Throughout Tomboy, Prince diagnoses, in no uncertain terms, the myriad torments she endured as a child who didn’t reflect gender norms. She narrates her journey through the He-Man Woman Haters of Little League, guides us through the perils of swimming with one’s shirt on, and candidly recalls the sucker punch she received for standing up for her brother to an intimidating sixth-grader. Girls tease her behind her back, boys openly mock her, other children’s parents just don’t understand her. Prince passes through each gauntlet in one piece, but each little brick thrown at her builds a Lego castle of confusion (insecurity knights and body issues catapult sold separately).
Despite the constant psychological assault from outside forces, Prince (both author and child) manages to press forward and keep Tomboy‘s narrative running smoothly. Even if young Prince cannot comprehend the full ramifications imposed on her by the gender binary, she still possesses a basic understanding of her aggressors’ motivations (or elder Prince, who I am now calling Liz to avoid confusion, at least imbues this understanding, as narrator, upon her younger self). She understands that she is perceived as neither girl nor boy, or understands that standing up for her brother earned a punch in the tummy. Cause and effect, at least, makes her misery and confusion marginally clearer, and the book is able to proceed at a steady, even confident clip.

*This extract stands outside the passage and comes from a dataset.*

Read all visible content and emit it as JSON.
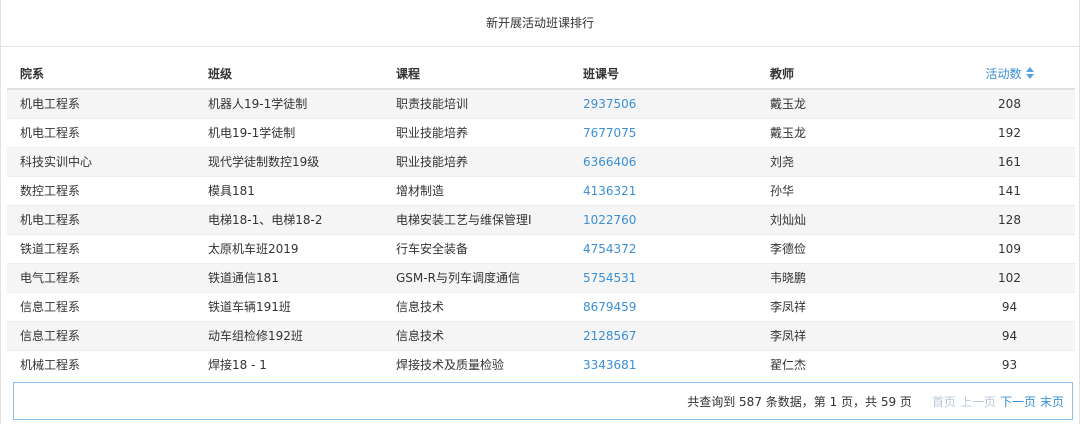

That is, until Tyler gets all up in her business.Continue reading